Tuesday, January 15, 2008 Match summaryThe match started with registration troubles, which may have played a hand
in limiting the registration to In Division I, coders were treated to a quite simple easy, a technical but straightforward medium, and a hard that required little theory but a lot of optimisation. jakubr started out strong, solving the easy in under 90 seconds and also getting the fastest solution to the medium, but he wasn't able to solve the hard. At the end of coding, ainu7 was in first place, but a failed medium left him in fourth. ardiankp won the match, followed by Revenger and xhl_kogitsune. In Division II, the problems were mostly straightforward, and scores were quite high. Dottik won the match, having submitted all three problems in only 23 minutes. The ProblemsMonotoneSequenceUsed as: Division Two  Level One:
This can be implemented in linear time, but as is often the case with 250's in TopCoder, the most efficient solution just isn't worth the effort. The simplest solution is to iterate over all contiguous subsequences, then check whether each one is strictly monotone or not (e.g., with one check for increasing, another for decreasing). Exercises
Used as: Division Two  Level Two:
If we are going to change a vote, we might as well take it from the candidate with the most votes, and give it to our candidate. Keep doing this until our candidate has more votes than any other. Exercises:
Used as: Division Two  Level Three:
Smooth numbers play a role in the Quadratic Sieve, a method for efficiently factoring large numbers. For the constraints in this problem, a brute force approach will be too slow. The Sieve of Eratosthenes provides a good template on which to build a solution. The standard sieve simply marks numbers as prime or not prime, but we can extend it to mark numbers with their largest prime factor.
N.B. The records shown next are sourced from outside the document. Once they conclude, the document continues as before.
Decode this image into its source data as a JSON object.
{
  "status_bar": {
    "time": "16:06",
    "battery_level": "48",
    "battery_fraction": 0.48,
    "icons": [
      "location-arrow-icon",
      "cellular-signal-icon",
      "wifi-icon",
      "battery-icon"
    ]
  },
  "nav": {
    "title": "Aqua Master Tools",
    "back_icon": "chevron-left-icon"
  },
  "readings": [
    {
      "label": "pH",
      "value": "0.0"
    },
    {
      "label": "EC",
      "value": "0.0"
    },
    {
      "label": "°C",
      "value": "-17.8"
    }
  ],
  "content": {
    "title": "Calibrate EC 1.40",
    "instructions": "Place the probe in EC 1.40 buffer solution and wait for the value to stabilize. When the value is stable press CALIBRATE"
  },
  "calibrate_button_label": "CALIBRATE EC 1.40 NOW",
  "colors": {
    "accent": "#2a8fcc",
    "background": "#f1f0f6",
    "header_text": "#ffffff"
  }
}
Whenever we find a prime p, we promptly iterate through all multiples of p and indicate that the largest prime factor is p (it will be the largest known so far, since we discover primes in increasing order). In this part of the algorithm, we ignore k completely, and run the loop right up to N. Since this is essentially performing the same steps as the Sieve of Eratosthenes, the running time will have the same order of magnitude. Computing this running time is far from trivial, but it turns out to be O(N log log N). Since there are no divisions or mods in this solution, the constant factor is quite small. In the second part of the algorithm (or else concurrently with the first part), we count all the numbers up to N whose largest prime factor is at most k. Refer to A_A_Lunyov's solution for an example.
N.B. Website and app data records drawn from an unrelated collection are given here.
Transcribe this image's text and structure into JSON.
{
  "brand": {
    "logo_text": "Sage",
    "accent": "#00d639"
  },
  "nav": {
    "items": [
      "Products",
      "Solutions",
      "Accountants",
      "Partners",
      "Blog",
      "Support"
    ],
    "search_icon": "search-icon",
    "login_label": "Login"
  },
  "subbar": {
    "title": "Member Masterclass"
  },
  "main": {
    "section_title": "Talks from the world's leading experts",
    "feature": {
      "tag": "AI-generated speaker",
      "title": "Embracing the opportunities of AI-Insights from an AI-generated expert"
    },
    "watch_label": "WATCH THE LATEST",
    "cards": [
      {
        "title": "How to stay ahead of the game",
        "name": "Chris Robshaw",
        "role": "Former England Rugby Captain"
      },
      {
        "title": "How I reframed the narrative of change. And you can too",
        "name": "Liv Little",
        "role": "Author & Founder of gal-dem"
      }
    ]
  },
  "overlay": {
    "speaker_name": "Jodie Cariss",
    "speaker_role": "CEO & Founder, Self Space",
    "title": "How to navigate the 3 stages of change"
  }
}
Exercises:
Used as: Division One  Level One:
This version of the problem was easily bruteforceable (see jakubr's solution for an example). For a discussion of more efficient ways to solve it, refer to the writeup of SmoothNumbersHard in Division II. InformFriendsUsed as: Division One  Level Two:
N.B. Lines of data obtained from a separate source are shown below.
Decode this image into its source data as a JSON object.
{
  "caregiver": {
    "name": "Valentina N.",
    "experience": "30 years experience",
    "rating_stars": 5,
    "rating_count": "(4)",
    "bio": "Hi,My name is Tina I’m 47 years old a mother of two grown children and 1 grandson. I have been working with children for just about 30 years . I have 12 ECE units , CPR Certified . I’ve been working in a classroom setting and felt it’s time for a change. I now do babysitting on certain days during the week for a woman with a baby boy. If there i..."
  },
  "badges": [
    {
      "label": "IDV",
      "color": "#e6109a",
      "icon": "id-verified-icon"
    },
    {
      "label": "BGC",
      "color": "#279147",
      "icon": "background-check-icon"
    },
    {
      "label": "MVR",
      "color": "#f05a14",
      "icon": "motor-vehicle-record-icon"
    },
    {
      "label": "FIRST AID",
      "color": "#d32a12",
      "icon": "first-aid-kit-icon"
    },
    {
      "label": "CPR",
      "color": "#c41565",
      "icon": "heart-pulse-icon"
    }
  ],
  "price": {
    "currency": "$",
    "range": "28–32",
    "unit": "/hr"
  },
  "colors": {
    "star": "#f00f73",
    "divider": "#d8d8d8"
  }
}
The timing of this problem was rather unfortunate, coming so soon after PolygonCover, which can be solved in a similar way. A subset with the property required is known as a dominating set, and the maximum number of independent dominating sets is known as the domatic number. The Domatic Number Problem is an area of ongoing research. For this problem, however, a basic O(3^{N}) algorithm suffices. The solution is based on dynamic programming: we compute the domatic number for every subset, in the context of the whole set: that is, each dominating set we consider must dominate the whole set, not merely the subset. To find the domatic number of a subset A, we pick a dominating set D ⊆ A and note that the domatic number of A is at least one more than that of A − D. By iterating over all subsets D of A and checking a precomputed table to determine whether a particular D is dominating, this can be implemented in O(3^{N}) time. See jakubr's solution as an example. Exercises:
Used as: Division One  Level Three:
There were only five correct solutions to this problem, and between them they implemented 3 different solutions. ardiankp, ainu7 and xhl_kogitsune used an approach based on wildcards: once a number, say 1234567, has been allocated, mark any pattern with separation  1 of those bits replaced with a wildcard as unusable. For example, if separation = 3, then ??34567, 1?3?567, 123?56? and so on are all marked invalid. See ainu7's solution for an example. The intended solution was more of a brute force, but with some optimisations for the separation = 3 case. The most important optimisation is to meet in the middle: instead of marking numbers at a distance of 2 as illegal, mark those at a distance of 1, and check whether a candidate is a distance of 1 from a marked number. Other optimisations are mainly tricks to skip over candidates without explicitly testing them, and lowlevel optimisations like storing booleans in bit vectors instead of one per byte. See Jedi_Knight's solution for an example. Revenger's solution makes a clever optimisation to the brute force algorithm, based on an observed pattern: for the numbers encountered in the constraints, the solution is always just k  1 (in hex), with two extra digits appended (this is not true if the total number of digits is larger). It keeps a list of all the allocated numbers, and uses the observation to quickly find the numbers in the list that are of interest in testing a candidate. There is yet another solution attempted by several contestants, but none successfully. Revenger's observation can be taken further: the last separation  1 digits form a kind of checksum on the digits of k  1. I've written a solution based on this that passed all the system tests, but I don't have a proof of correctness when separation is 3. Exercises: